Catching bugs with stricter TypeScript19 July, 2019
We recently enabled
"noImplicitAny" in a relatively old TypeScript project. It resulted in 269 new errors. Most of those were missing type annotations but in a few cases, we found problems with the code. These had been around for months and were not caught by our test suite.
We should prefer strict TypeScript configurations to catch issues, not just at compile-time, but (with a good IDE) as we type.
We should try to keep up-to-date with TypeScript versions to benefit from the ever-improving error messages; saving development time.
The case of the message id
We had an object specifying one message for each key. This was working before "noImplicitAny", but now we get an error:
The TS error reads:
The problem here is that the keys of the
messages object must be either 'success' or 'warning' or 'error' or 'example', etc. It can't just be "any string".
We can fix this in a few ways:
Index signature "fix"
The error message mentions "index signature". We can explicitly expand the type declaration to accept any strings as keys, like this:
We can turn the "implicit any" into an "explicit any" like this:
const message = (messages as any)[id]; // no error

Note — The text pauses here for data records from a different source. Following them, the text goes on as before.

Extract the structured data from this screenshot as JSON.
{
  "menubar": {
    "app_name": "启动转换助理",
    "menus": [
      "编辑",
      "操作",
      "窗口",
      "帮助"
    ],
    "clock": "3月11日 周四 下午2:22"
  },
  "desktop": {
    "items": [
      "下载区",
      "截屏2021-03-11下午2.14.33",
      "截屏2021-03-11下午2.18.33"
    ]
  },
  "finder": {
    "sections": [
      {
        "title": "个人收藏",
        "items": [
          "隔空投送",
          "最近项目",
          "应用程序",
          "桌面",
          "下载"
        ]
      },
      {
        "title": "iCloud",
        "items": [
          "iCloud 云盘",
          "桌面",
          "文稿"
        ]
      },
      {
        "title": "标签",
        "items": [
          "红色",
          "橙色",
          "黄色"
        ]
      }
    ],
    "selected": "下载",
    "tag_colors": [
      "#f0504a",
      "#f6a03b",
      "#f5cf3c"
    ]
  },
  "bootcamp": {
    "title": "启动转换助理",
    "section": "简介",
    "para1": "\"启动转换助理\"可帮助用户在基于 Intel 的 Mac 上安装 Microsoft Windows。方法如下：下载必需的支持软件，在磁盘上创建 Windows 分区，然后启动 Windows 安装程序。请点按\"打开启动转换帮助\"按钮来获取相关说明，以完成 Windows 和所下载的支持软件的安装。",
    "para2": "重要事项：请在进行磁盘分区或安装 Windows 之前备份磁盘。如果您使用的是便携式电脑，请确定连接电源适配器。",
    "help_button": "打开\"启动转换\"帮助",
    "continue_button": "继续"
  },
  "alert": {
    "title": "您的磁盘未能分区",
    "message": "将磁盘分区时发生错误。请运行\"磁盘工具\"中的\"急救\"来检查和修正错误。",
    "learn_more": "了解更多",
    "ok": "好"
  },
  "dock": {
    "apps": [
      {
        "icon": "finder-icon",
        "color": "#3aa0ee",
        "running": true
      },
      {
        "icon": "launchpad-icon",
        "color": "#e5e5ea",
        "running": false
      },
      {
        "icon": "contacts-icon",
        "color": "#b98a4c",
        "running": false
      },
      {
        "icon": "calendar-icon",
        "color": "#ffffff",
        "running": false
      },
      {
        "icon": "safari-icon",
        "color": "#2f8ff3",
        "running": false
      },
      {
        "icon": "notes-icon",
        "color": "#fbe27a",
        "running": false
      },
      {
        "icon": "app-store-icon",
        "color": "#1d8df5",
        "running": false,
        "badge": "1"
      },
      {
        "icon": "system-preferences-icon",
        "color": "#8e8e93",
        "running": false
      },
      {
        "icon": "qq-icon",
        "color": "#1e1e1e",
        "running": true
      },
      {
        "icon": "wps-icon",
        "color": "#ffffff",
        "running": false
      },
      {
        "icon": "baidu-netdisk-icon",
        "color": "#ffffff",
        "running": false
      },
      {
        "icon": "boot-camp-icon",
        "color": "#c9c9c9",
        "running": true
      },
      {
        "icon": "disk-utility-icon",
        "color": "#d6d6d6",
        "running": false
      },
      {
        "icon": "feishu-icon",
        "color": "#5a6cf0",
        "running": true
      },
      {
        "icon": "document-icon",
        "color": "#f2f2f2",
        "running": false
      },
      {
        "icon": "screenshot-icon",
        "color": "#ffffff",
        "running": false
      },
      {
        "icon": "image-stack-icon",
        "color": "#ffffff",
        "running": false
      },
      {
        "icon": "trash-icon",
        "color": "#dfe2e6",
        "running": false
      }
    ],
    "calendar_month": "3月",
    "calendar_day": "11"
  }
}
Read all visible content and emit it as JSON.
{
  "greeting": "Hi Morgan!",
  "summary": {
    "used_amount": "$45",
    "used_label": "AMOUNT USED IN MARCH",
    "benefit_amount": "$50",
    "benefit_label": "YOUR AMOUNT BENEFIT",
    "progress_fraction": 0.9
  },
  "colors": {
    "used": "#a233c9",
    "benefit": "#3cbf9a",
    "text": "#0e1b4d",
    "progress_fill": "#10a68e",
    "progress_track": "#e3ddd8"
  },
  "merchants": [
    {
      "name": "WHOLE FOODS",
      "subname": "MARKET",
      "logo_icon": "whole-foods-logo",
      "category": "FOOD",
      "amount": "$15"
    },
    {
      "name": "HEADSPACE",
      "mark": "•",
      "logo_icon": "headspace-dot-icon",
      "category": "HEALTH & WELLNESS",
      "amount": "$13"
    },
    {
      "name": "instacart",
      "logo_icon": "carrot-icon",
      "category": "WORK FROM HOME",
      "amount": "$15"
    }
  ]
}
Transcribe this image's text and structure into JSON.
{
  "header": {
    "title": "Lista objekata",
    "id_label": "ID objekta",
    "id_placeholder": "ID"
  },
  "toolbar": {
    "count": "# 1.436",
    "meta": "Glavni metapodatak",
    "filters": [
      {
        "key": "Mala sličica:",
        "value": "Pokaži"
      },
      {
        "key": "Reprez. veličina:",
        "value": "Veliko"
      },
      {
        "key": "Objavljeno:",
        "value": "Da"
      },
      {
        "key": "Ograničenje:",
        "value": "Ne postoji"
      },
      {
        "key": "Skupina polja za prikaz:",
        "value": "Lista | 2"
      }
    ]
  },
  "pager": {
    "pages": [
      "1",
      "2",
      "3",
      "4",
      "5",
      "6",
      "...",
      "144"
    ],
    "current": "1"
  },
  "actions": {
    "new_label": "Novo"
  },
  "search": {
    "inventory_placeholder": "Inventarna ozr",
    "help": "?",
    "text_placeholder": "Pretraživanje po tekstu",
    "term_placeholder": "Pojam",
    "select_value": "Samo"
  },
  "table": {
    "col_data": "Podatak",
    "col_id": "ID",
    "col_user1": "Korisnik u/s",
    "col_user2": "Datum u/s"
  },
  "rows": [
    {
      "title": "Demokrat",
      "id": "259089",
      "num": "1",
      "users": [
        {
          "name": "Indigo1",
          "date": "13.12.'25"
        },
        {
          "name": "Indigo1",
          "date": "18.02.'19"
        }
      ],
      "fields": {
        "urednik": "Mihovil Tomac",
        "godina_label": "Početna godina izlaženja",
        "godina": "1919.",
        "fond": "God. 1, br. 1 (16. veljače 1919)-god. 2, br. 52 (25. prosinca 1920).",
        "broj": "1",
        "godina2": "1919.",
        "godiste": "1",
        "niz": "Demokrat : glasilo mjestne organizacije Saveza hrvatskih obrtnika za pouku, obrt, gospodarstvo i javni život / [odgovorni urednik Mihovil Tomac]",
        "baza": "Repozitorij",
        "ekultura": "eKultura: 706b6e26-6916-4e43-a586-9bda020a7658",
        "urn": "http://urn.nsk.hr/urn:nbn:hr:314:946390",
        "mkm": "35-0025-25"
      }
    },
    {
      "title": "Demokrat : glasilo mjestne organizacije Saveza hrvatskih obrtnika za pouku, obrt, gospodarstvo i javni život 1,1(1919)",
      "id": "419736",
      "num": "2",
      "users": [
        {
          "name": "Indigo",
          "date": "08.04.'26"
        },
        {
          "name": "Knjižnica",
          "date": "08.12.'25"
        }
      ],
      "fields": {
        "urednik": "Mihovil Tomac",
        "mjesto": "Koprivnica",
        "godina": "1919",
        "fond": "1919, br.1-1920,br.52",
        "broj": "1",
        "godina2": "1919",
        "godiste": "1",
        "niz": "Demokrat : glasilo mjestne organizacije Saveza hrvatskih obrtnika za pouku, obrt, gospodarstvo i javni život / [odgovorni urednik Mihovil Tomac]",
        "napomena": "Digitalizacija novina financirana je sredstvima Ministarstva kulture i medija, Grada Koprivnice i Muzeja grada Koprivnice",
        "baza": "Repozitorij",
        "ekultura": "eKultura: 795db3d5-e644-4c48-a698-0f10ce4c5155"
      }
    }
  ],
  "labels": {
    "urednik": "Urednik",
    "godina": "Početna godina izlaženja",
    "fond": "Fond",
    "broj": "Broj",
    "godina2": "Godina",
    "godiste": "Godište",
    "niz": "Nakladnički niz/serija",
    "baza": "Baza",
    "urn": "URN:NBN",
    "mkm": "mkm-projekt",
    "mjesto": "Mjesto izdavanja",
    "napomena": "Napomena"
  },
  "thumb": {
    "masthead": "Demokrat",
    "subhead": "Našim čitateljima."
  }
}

That gets rid of the error, but the inferred type of
There's another way:
const message = (messages)[id as keyof typeof messages]; // no error
Now the inferred type of
string. Much better, but only because we're telling TypeScript "trust me, this is a valid key".
But... Are we sure it is valid?
The proper fix
We looked at the type of our
id, and it wasn't
string at all.
Remember that it was being obtained from some obscure logic.
const id = getMessageIdFromSomeObscureLogic();
It turned out that the type of
id was being inferred to a union type like this:
So this was already strongly typed. Why are we getting an error?
It turns the
messages object was missing the
This was a bug! Caught by making the TypeScript configuration a little bit stricter.
Increasing the "strictness" of our TypeScript configuration can help us catch issues at compile time which otherwise would have happened live or (if we're lucky) in our tests.
Also, updating our TypeScript version can help a lot. For instance, the initial error we got with TypeScript 3.3 was:
But with TypeScript 3.5 it's a lot more helpful, especially the second paragraph where it mentions the
'banana' property we were missing:
That would have saved us quite some time.